Soldiers fought for their duty

Published 8:35 am Friday, June 8, 2012

Editor’s Note: This column is part of a series of local, historic articles written by members of the Urquhart-Gillette Camp 1471 Sons Of Confederate Veterans in commemoration of the 150th anniversary of the Civil War.

by Vulpe Boykin

After reading so many articles in numerous publications making compelling arguments backed up by historical documentation as to the cause of the War Between the States or Civil War, depending what you call it, due mostly to the region of the country you are from.

Convincing arguments can be made for any of the many things that scholars believe caused the war, or any combination thereof. What causes much disagreement it seems is when one is arguing about what governments and their politicians stated that the causes of the war were and others are arguing about what the cause was that the individual soldier was fighting for.

They sometimes believe they are arguing the same subject and are not. If you read the letters of the actual soldiers that fought the war, those of the rank of sergeant and below, as I have, it is very obvious that if you were to be able to go back in time and ask them why they were willing to fight, you would get a different answer from almost every soldier you ask.

Their letters say they were fighting because the “Yankees” were down here, because they wanted to preserve the Union, because it was their duty as a citizen of their state, because they wanted to protect their hearth and family, because they had to have the bonus money they received to join to help their family that just came from Ireland to survive, because they wanted the money they were paid to be substitutes by someone drafted that did not want to serve and because they were drafted, both sides had a draft.

Although I cannot say there are none, I have not read a single letter written by a Southern soldier that said he was fighting to preserve slavery and very few from Northern soldiers that mentioned slavery at all, but have read several from each side that definitely stated they were not fighting for anything to do with slavery one way or the other.

Many of the letters written by Union soldiers immediately after President Lincoln’s Emancipation Proclamation freeing only the slaves that lived in states that had succeeded from the United States (mistakenly most believe this proclamation freed all slaves when it actually freed no slaves) made it very plain they were definitely not fighting for anything to do with slavery and it was obvious they intentionally went to the trouble to mention that fact.

It simply is not logical that the every day middle class citizen who owned no slaves, (according to U.S Census records only somewhere between 2 percent and 4 percent of Southerners were slave owners) and at the price of slaves being an average of $2,000 each when the average middle class worker earned about $250 per year, it being very unlikely that even if he wanted to purchase and maintain slaves, would ever be able to afford to, would leave his home, family and way of life to earn a living to survive for years with very little if any communication with his family or livelihood, continue to suffer great physical hardship and risk everything from his life and health to all of his worldly goods so that someone much wealthier than himself could keep his property no matter what that property was.

The belief that anyone now or in the past would do this defies all reason, common sense and logic.

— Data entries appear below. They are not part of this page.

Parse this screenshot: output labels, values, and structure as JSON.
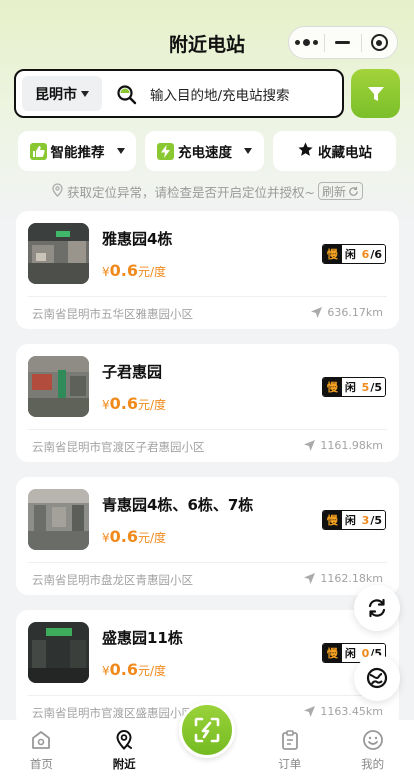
{
  "header": {
    "title": "附近电站"
  },
  "search": {
    "city": "昆明市",
    "placeholder": "输入目的地/充电站搜索"
  },
  "chips": [
    {
      "label": "智能推荐",
      "icon": "thumbs-up-icon"
    },
    {
      "label": "充电速度",
      "icon": "lightning-icon"
    },
    {
      "label": "收藏电站",
      "icon": "star-icon"
    }
  ],
  "notice": {
    "text": "获取定位异常，请检查是否开启定位并授权~",
    "refresh": "刷新"
  },
  "stations": [
    {
      "name": "雅惠园4栋",
      "price_symbol": "¥",
      "price": "0.6",
      "unit": "元/度",
      "slow": "慢",
      "free": "闲",
      "free_count": "6",
      "total": "/6",
      "address": "云南省昆明市五华区雅惠园小区",
      "distance": "636.17km"
    },
    {
      "name": "子君惠园",
      "price_symbol": "¥",
      "price": "0.6",
      "unit": "元/度",
      "slow": "慢",
      "free": "闲",
      "free_count": "5",
      "total": "/5",
      "address": "云南省昆明市官渡区子君惠园小区",
      "distance": "1161.98km"
    },
    {
      "name": "青惠园4栋、6栋、7栋",
      "price_symbol": "¥",
      "price": "0.6",
      "unit": "元/度",
      "slow": "慢",
      "free": "闲",
      "free_count": "3",
      "total": "/5",
      "address": "云南省昆明市盘龙区青惠园小区",
      "distance": "1162.18km"
    },
    {
      "name": "盛惠园11栋",
      "price_symbol": "¥",
      "price": "0.6",
      "unit": "元/度",
      "slow": "慢",
      "free": "闲",
      "free_count": "0",
      "total": "/5",
      "address": "云南省昆明市官渡区盛惠园小区",
      "distance": "1163.45km"
    }
  ],
  "tabbar": [
    {
      "label": "首页"
    },
    {
      "label": "附近"
    },
    {
      "label": ""
    },
    {
      "label": "订单"
    },
    {
      "label": "我的"
    }
  ],
  "colors": {
    "accent": "#8ac832",
    "price": "#f08a1c"
  }
}
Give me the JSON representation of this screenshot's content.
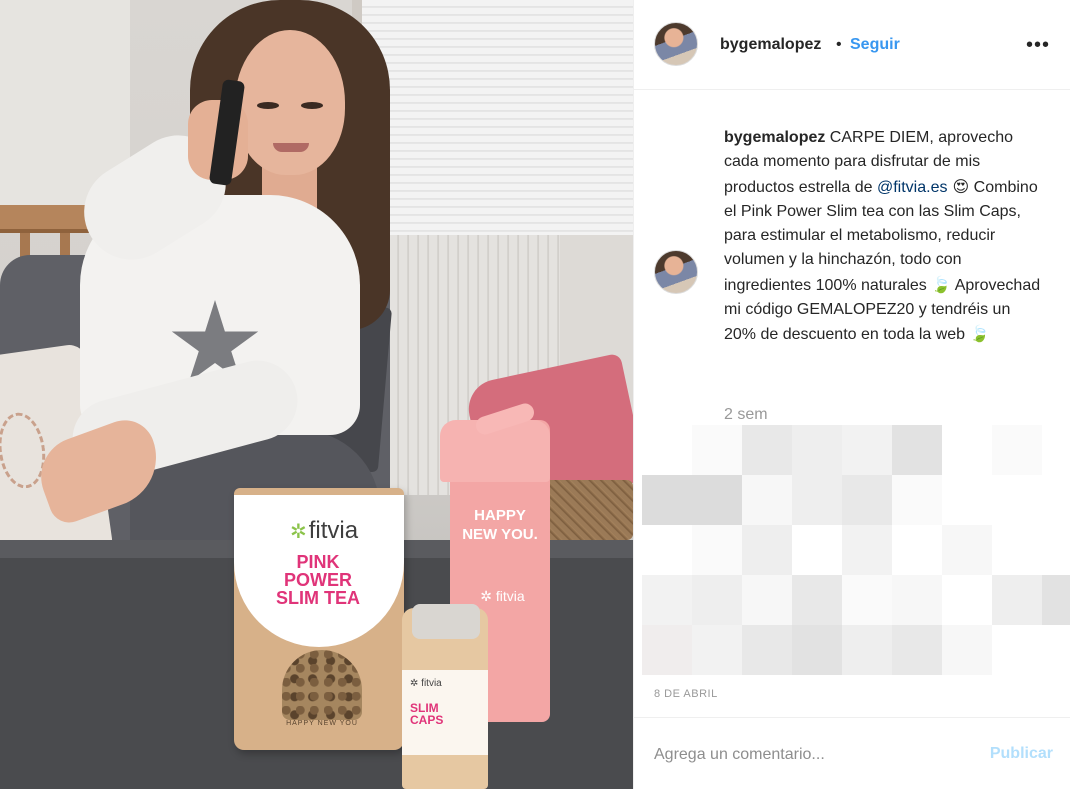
{
  "post": {
    "username": "bygemalopez",
    "separator": "•",
    "follow_label": "Seguir",
    "more_icon": "more-horizontal-icon"
  },
  "caption": {
    "username": "bygemalopez",
    "text_1": " CARPE DIEM, aprovecho cada momento para disfrutar de mis productos estrella de ",
    "mention": "@fitvia.es",
    "emoji_1": " 😍",
    "text_2": " Combino el Pink Power Slim tea con las Slim Caps, para estimular el metabolismo, reducir volumen y la hinchazón, todo con ingredientes 100% naturales ",
    "emoji_2": "🍃",
    "text_3": " Aprovechad mi código GEMALOPEZ20 y tendréis un 20% de descuento en toda la web ",
    "emoji_3": "🍃",
    "time_ago": "2 sem"
  },
  "date": "8 DE ABRIL",
  "comment": {
    "placeholder": "Agrega un comentario...",
    "publish_label": "Publicar"
  },
  "photo": {
    "tea_brand": "fitvia",
    "tea_title": "PINK POWER SLIM TEA",
    "tea_footer": "HAPPY NEW YOU",
    "shaker_text": "HAPPY NEW YOU.",
    "shaker_brand": "fitvia",
    "caps_brand": "fitvia",
    "caps_title": "SLIM CAPS"
  },
  "colors": {
    "link_blue": "#3897f0",
    "publish_disabled": "#b2dffc",
    "mention": "#003569",
    "brand_pink": "#e03479"
  }
}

They may have been people of another time but nowhere have I seen or read anything that brings me be to believe that they were less logical than persons of our own time.

I would not risk it all for my neighbor to own a million-dollar home or a Rolls Royce. I do not know why my ancestors fought for the Confederacy.

The only thing I know for a fact is they did. Some were horribly wounded and all left a comfortable non-slave owning life on small farms to risk everything to fight for what I would guess would be different reasons if I were able to go back in time and speak with them.

As to slavery, I do find it interesting that some lay it entirely at the doorstep of the slaveholding states that in 1860 included Maryland, Delaware and the District of Columbia. Also the fact that many major businesses in the North before the war owned stock in plantations and sold products made with slave labor without any moral objection to it.

My research tells me that most soldiers on both sides fought for what they thought was their duty.

VOLPE BOYKIN of Carrsville is a member of Urquhart-Gillette Camp 1471 of the Sons of Confederate Veterans. He can be reached at 287-3309.